An event data recorder, or EDR, collects information from a vehicle just before and during most serious crashes. Crash investigators can download data from the EDR's memory to help them better understand what happened to the vehicle and how the safety systems performed, and in some cases, help determine who’s at fault in the crash. Most EDRs are built into a vehicle’s airbag control module and record information about airbag deployment, vehicle speed, engine throttle and driver safety belt use.

EDRs aren’t required by law, but many vehicles have them. An estimated 92 percent of new passenger vehicles had them as of 2006. EDRs in 2013 and later models are required to record specific data in a standard format to make retrieving the information easier.

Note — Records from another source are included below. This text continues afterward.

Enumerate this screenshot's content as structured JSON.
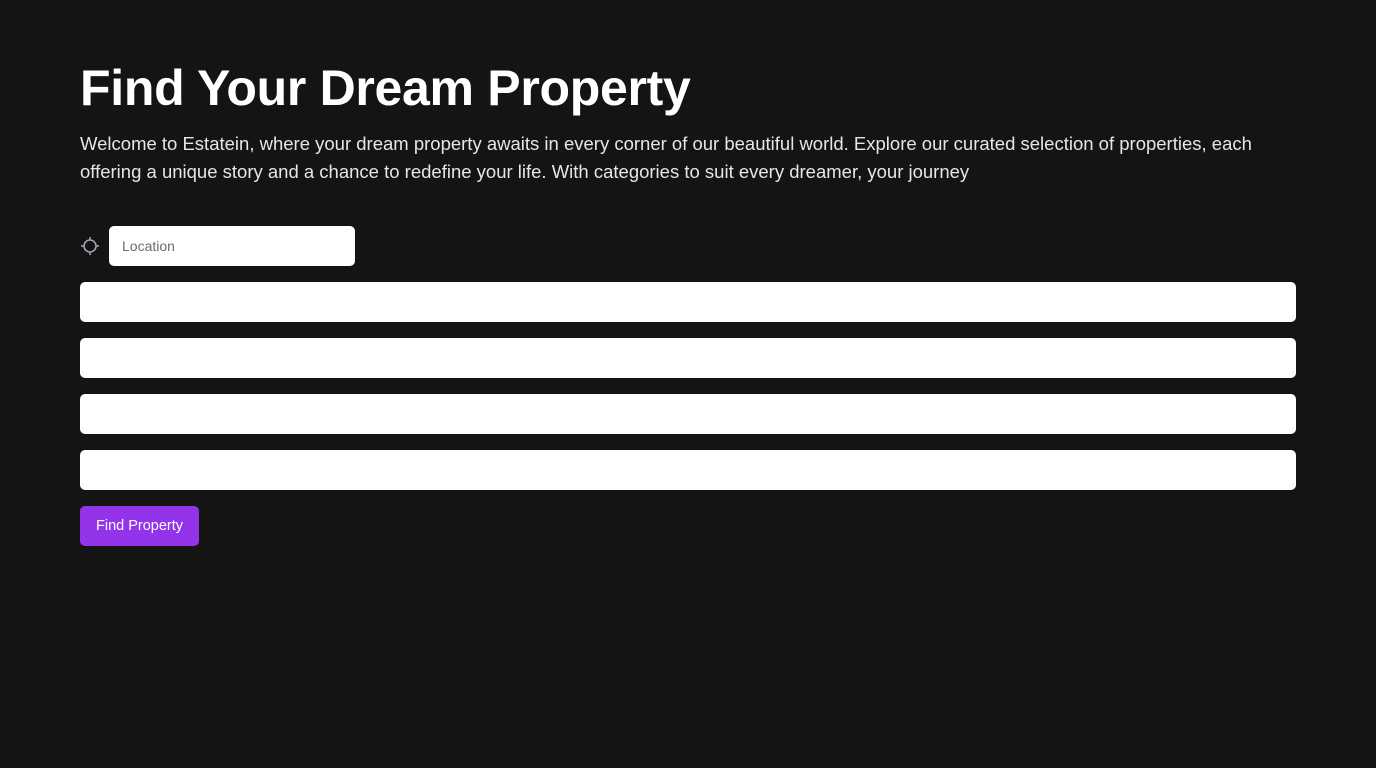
{
  "hero": {
    "title": "Find Your Dream Property",
    "description": "Welcome to Estatein, where your dream property awaits in every corner of our beautiful world. Explore our curated selection of properties, each offering a unique story and a chance to redefine your life. With categories to suit every dreamer, your journey"
  },
  "form": {
    "location": {
      "icon": "crosshair-icon",
      "placeholder": "Location",
      "value": ""
    },
    "fields": [
      {
        "value": "",
        "placeholder": ""
      },
      {
        "value": "",
        "placeholder": ""
      },
      {
        "value": "",
        "placeholder": ""
      },
      {
        "value": "",
        "placeholder": ""
      }
    ],
    "submit_label": "Find Property"
  },
  "colors": {
    "background": "#141414",
    "accent": "#9333ea",
    "text": "#ffffff",
    "input_background": "#ffffff",
    "icon": "#9ca3af"
  }
}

EDRs and any data they store belong to the vehicle owner. Police, insurers, researchers, automakers and others may gain access to the data with owner consent. Without consent, access may be obtained through a court order. For crashes that don't involve litigation, especially when police or insurers are interested in assessing fault, insurers may be able to access the EDRs in their policyholders’ vehicles based on provisions in the insurance contract requiring policyholders to cooperate with the insurer. Some states prohibit insurance contracts from requiring policyholders to consent to access.